The work of the artist, including a collection of landscapes, portraits, abstracts and copies of her many books of poetry and manuscripts, will be on display at the Frederick R. Weisman Museum of Art beginning Saturday.
By Melonie Magruder / Special to The Malibu Times
The retrospective of Carolyn Mary Kleefeld’s work opening at the Frederick R. Weisman Museum of Art at Pepperdine this week is a celebration of her prolific output and the singular symbiosis of art and spirituality inherent in her painting.
“I became interested in Carolyn as an artist representative of California’s movement toward spirituality in the ’70s,” Michael Zakian, exhibit curator and director of the Weisman Museum, said. “The women’s movement was happening and women were encouraged to find their own voices. While a lot of artists today seem calculating and their work focuses more on what their careers are all about, Carolyn is an innocent. She is a genuine, creative spirit and that’s what comes through in her work.”
Art, Kleefeld said, has been a part of her life since she was a child.
“I wrote and illustrated my first book at age nine,” Kleefeld said in an interview with The Malibu Times. “It was called ‘The Nanose.’ I was inspired by dust particles I saw falling through a beam of sunlight. I guess that was the beginning of my poet’s odyssey.”
That book will be on view at the exhibit, as well as a collection of landscapes, portraits, abstracts and copies of her many books of poetry and manuscripts, including “Climates of the Mind,” a text that is used today in psychology courses at California State University Long Beach.
“I studied art and psychology at Santa Monica Community College and UCLA,” Kleefeld said. “It made me look at things more dimensionally and allowed me to trust in that unconscious wilderness in the mind that can express itself. It’s only by diving deep into the unconscious that you bring up treasures.”
Kleefeld talks a great deal about “the unconscious” and its source for inspiration, and said she usually approaches a canvas with “no idea of what will come out.” Consequently, her portraits will focus on facets that will startle her models.
“My models feel that I really capture their essence,” Kleefeld said. “It’s not about the size of their nose or how their eye sits next to their ear.”
Kleefeld moved to Malibu in the early ’70s, at the same time a local community of counter-culture scientists was developing new theories on the nature of existence and the relationship of science to consciousness.
“She was very influenced by people like Timothy Leary and Allen Ginsburg,” Zakian said. “John Lilly, the guy who developed the sensory deprivation tank and worked to communicate with dolphins, was here.
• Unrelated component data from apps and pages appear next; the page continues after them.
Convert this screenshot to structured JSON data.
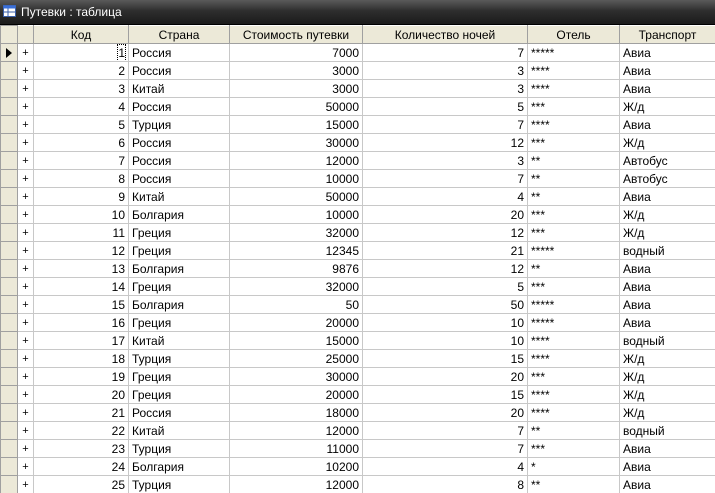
{
  "window": {
    "title": "Путевки : таблица"
  },
  "icons": {
    "table": "table-icon",
    "current_row": "current-record-arrow-icon",
    "expand": "plus-expand-icon"
  },
  "columns": [
    "Код",
    "Страна",
    "Стоимость путевки",
    "Количество ночей",
    "Отель",
    "Транспорт"
  ],
  "expand_symbol": "+",
  "current_row_index": 0,
  "rows": [
    {
      "kod": "1",
      "country": "Россия",
      "cost": "7000",
      "nights": "7",
      "hotel": "*****",
      "transport": "Авиа"
    },
    {
      "kod": "2",
      "country": "Россия",
      "cost": "3000",
      "nights": "3",
      "hotel": "****",
      "transport": "Авиа"
    },
    {
      "kod": "3",
      "country": "Китай",
      "cost": "3000",
      "nights": "3",
      "hotel": "****",
      "transport": "Авиа"
    },
    {
      "kod": "4",
      "country": "Россия",
      "cost": "50000",
      "nights": "5",
      "hotel": "***",
      "transport": "Ж/д"
    },
    {
      "kod": "5",
      "country": "Турция",
      "cost": "15000",
      "nights": "7",
      "hotel": "****",
      "transport": "Авиа"
    },
    {
      "kod": "6",
      "country": "Россия",
      "cost": "30000",
      "nights": "12",
      "hotel": "***",
      "transport": "Ж/д"
    },
    {
      "kod": "7",
      "country": "Россия",
      "cost": "12000",
      "nights": "3",
      "hotel": "**",
      "transport": "Автобус"
    },
    {
      "kod": "8",
      "country": "Россия",
      "cost": "10000",
      "nights": "7",
      "hotel": "**",
      "transport": "Автобус"
    },
    {
      "kod": "9",
      "country": "Китай",
      "cost": "50000",
      "nights": "4",
      "hotel": "**",
      "transport": "Авиа"
    },
    {
      "kod": "10",
      "country": "Болгария",
      "cost": "10000",
      "nights": "20",
      "hotel": "***",
      "transport": "Ж/д"
    },
    {
      "kod": "11",
      "country": "Греция",
      "cost": "32000",
      "nights": "12",
      "hotel": "***",
      "transport": "Ж/д"
    },
    {
      "kod": "12",
      "country": "Греция",
      "cost": "12345",
      "nights": "21",
      "hotel": "*****",
      "transport": "водный"
    },
    {
      "kod": "13",
      "country": "Болгария",
      "cost": "9876",
      "nights": "12",
      "hotel": "**",
      "transport": "Авиа"
    },
    {
      "kod": "14",
      "country": "Греция",
      "cost": "32000",
      "nights": "5",
      "hotel": "***",
      "transport": "Авиа"
    },
    {
      "kod": "15",
      "country": "Болгария",
      "cost": "50",
      "nights": "50",
      "hotel": "*****",
      "transport": "Авиа"
    },
    {
      "kod": "16",
      "country": "Греция",
      "cost": "20000",
      "nights": "10",
      "hotel": "*****",
      "transport": "Авиа"
    },
    {
      "kod": "17",
      "country": "Китай",
      "cost": "15000",
      "nights": "10",
      "hotel": "****",
      "transport": "водный"
    },
    {
      "kod": "18",
      "country": "Турция",
      "cost": "25000",
      "nights": "15",
      "hotel": "****",
      "transport": "Ж/д"
    },
    {
      "kod": "19",
      "country": "Греция",
      "cost": "30000",
      "nights": "20",
      "hotel": "***",
      "transport": "Ж/д"
    },
    {
      "kod": "20",
      "country": "Греция",
      "cost": "20000",
      "nights": "15",
      "hotel": "****",
      "transport": "Ж/д"
    },
    {
      "kod": "21",
      "country": "Россия",
      "cost": "18000",
      "nights": "20",
      "hotel": "****",
      "transport": "Ж/д"
    },
    {
      "kod": "22",
      "country": "Китай",
      "cost": "12000",
      "nights": "7",
      "hotel": "**",
      "transport": "водный"
    },
    {
      "kod": "23",
      "country": "Турция",
      "cost": "11000",
      "nights": "7",
      "hotel": "***",
      "transport": "Авиа"
    },
    {
      "kod": "24",
      "country": "Болгария",
      "cost": "10200",
      "nights": "4",
      "hotel": "*",
      "transport": "Авиа"
    },
    {
      "kod": "25",
      "country": "Турция",
      "cost": "12000",
      "nights": "8",
      "hotel": "**",
      "transport": "Авиа"
    }
  ]
}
So was Ronnie Janoff-Bulman, who developed scream therapy.”
Such existential exploration played entirely into Kleefeld’s methods.
“My art comes out of that suspended balance of expectation and reality,” Kleefeld said. “I strive to be in that moment of timelessness and write in a free associative way. There is great freedom in philosophical poetry. It opens your mind.”
Kleefeld was one of three children born to the business pioneer and cultural philanthropist Mark Taper and his wife Amelia. She grew up in Santa Monica and Beverly Hills, but never felt comfortable with the materially guided society she was born into.
“I was always happier out in nature,” Kleefeld said. “I rode a lot. Sometimes, I would ride up to the tops of the polo fields, get off and let my horse run back home free. This exhibit has a lot to do with freedom and living in the moment.”
A desire to return to nature led her to Big Sur and a run of explosive landscape paintings inspired by the elemental wilderness there.
“It’s right outside my back door,” Kleefeld said. “The wind, the lightening, the sea. It’s all so symbolic and symbolism has many tongues.”
Kleefeld said the recent fires in Big Sur were a “transformative experience” for her.
“We were evacuated and had to move 150 paintings to safety in three days,” she said. “But this kind of grist in life can ignite some real creativity. Bad things can bring out some good.”
Kleefeld’s two grownup daughters are following their own careers. “One is an artist in Taos and the other is a psychologist,” she said. “The apple doesn’t fall very far from the tree.”
Lately, she found herself reading about Marc Chagall, the French/Russian painter who pioneered emerging art trends in the 20th century, including cubism and fauvism.
“Chagall put me back in touch with wonder and innocence, and romance,” Kleefeld said. “I needed to feel that again.”
“Carolyn started making serious art in 1983,” Zakian said. “After 25 years, her message of living a natural life is timely. She is interested in expanding people’s consciousness not with drugs but through spirituality. It was high time for a retrospective.”
“Carolyn Mary Kleefeld: Visions from Big Sur” opens Sept. 13 at the Frederick R. Weisman Museum of Art at Pepperdine University with an artist’s reception at 6 p.m. The exhibit will be on display through Dec. 14. Museum entrance is free. More information on Kleefeld’s work may be obtained at her Web site: www.carolynmarykleefeld.com